The pros of slavery apply entirely to the owners and the cons entirely to those who are owned. For owners, slaves have historically provided a free and readily available labor force for any number of big or small projects. As for the slaves, they are forced to forfeit their freedom, the right to the fruits of their own labors, and often their identities and family lives as well.
Throughout history, slaves have provided their owners with a pool of labor that can be exploited without cost. In ancient Rome, large populations of war prisoners became slaves who were put to work building enormous public works projects or as domestic servants. In the Americas, slaves gave farmers a reservoir of plantation workers who harvested labor-intensive crops such as sugar cane and cotton. This allowed owners to maximize their profits without dealing with the cost, inconvenience and inconsistencies involved with other labors sources, according to PBS.org.
For the slaves, however, there are seldom any pros. In most cases, slaves had no say in what they did. Their physical well-being was left to their owners and, in many cases, owners reserved the legal right to kill or abuse them. In the pre-Civil War United States, slaves were considered property, or chattel, not human beings.

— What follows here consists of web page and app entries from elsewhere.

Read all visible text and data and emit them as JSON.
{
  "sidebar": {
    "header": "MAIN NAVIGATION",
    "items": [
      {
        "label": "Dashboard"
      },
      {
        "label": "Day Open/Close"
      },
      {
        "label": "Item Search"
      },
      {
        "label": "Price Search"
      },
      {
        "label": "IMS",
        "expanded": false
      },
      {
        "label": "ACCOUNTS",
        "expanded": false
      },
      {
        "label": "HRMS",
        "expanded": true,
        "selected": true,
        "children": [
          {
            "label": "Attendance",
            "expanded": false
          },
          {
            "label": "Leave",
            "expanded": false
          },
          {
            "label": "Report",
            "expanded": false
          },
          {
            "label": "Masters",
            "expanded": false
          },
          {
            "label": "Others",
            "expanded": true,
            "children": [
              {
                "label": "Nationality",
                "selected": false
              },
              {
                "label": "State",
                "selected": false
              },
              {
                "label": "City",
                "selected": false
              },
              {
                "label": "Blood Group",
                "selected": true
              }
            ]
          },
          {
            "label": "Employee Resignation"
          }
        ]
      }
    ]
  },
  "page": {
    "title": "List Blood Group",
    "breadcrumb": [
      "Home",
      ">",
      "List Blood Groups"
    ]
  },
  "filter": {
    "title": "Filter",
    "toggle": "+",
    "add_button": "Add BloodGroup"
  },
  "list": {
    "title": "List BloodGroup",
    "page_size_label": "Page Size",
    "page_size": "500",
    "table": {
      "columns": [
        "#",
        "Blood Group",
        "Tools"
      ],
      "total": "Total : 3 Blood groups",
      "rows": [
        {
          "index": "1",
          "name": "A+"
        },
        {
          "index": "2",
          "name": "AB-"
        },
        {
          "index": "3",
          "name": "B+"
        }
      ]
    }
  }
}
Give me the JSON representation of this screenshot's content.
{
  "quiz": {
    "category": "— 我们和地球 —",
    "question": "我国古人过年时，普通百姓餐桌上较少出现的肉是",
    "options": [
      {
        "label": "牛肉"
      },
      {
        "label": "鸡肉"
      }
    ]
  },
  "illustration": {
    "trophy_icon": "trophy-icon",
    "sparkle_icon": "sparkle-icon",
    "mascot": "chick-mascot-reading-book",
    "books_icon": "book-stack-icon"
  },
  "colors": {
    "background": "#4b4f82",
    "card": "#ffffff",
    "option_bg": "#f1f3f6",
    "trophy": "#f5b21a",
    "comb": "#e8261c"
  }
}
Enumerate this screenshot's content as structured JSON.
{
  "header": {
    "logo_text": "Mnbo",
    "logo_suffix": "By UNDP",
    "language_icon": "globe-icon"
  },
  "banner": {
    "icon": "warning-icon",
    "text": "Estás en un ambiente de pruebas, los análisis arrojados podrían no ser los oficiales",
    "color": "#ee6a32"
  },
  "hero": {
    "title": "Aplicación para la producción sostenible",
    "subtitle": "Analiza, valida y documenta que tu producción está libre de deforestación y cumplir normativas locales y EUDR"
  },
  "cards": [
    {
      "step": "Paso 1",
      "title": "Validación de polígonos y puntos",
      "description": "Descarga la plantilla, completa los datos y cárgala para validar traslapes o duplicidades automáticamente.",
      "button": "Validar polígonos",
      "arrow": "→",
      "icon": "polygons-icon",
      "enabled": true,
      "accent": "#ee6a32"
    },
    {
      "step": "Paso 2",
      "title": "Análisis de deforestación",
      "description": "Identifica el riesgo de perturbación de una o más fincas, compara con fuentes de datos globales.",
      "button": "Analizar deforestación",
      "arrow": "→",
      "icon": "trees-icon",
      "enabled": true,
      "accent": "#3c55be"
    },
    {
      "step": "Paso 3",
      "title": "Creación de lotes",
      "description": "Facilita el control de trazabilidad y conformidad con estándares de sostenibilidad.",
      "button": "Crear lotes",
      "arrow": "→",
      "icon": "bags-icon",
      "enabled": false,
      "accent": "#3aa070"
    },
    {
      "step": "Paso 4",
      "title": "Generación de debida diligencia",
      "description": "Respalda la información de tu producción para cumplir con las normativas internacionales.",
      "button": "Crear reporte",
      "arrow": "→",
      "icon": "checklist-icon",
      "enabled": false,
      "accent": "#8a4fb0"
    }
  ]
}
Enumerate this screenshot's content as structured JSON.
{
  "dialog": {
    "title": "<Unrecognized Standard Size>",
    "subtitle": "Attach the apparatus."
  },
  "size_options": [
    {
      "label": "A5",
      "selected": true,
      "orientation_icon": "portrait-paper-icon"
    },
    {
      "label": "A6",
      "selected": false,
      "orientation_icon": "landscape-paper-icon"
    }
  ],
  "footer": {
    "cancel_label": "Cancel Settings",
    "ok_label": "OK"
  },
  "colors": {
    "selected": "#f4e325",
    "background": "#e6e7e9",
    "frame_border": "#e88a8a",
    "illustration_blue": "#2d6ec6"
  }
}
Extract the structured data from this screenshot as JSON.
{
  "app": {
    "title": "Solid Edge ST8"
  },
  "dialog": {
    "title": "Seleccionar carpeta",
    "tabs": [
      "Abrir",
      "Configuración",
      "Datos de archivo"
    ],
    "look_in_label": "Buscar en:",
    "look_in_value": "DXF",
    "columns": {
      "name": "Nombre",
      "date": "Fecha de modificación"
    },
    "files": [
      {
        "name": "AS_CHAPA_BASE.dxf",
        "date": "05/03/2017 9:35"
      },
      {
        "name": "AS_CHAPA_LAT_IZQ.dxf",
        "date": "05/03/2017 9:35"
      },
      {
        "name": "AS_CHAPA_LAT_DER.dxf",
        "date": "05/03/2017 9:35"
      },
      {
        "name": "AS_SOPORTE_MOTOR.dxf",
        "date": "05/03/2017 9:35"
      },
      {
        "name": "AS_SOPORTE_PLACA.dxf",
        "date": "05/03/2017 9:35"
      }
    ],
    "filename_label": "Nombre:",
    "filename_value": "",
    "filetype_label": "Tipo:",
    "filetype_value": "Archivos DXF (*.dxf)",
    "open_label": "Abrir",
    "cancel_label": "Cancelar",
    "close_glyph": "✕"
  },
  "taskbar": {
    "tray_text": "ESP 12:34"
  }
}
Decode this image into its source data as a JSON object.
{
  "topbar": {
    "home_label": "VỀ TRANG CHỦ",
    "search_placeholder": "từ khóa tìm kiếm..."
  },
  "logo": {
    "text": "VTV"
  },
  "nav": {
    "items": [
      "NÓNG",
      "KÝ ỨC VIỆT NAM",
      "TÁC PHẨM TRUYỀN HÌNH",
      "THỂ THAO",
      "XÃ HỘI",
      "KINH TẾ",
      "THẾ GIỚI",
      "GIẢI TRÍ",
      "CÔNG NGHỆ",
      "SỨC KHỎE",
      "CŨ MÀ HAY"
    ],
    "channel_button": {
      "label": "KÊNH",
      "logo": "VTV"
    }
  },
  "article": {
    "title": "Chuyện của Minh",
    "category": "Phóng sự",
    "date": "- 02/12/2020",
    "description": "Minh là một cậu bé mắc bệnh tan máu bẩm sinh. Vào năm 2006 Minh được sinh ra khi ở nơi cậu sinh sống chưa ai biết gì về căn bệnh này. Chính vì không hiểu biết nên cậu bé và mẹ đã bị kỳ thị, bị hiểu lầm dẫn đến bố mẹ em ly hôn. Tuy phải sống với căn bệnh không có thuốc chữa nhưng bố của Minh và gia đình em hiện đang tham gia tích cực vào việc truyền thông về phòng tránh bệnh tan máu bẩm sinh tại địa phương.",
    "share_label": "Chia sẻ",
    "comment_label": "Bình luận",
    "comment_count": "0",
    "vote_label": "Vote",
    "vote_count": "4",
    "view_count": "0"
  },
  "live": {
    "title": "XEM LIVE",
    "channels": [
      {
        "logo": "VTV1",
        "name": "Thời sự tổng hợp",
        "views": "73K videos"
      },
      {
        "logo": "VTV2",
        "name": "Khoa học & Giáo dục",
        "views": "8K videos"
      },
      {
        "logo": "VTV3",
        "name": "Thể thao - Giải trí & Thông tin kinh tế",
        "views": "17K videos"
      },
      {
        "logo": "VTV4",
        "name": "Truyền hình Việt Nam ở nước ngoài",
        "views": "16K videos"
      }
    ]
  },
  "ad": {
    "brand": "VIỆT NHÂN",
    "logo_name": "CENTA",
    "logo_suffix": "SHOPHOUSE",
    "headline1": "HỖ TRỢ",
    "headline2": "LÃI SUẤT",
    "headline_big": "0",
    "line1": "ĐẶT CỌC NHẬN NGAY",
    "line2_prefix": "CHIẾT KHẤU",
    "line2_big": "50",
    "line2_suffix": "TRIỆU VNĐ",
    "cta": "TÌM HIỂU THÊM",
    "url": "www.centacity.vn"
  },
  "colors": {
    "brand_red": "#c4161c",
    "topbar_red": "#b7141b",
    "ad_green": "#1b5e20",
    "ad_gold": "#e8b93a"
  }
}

This frequently resulted in split and shattered families and individuals who possessed no legal identity of their own. Slavery became a racial and trans-generational condition, meaning that people were slaves by virtue of the fact that their parents were slaves. This was an utterly racist, complete and pitiless brand of slavery that, according to FightSlaveryNow.org, continued into the 21st century, particularly in some parts of Africa.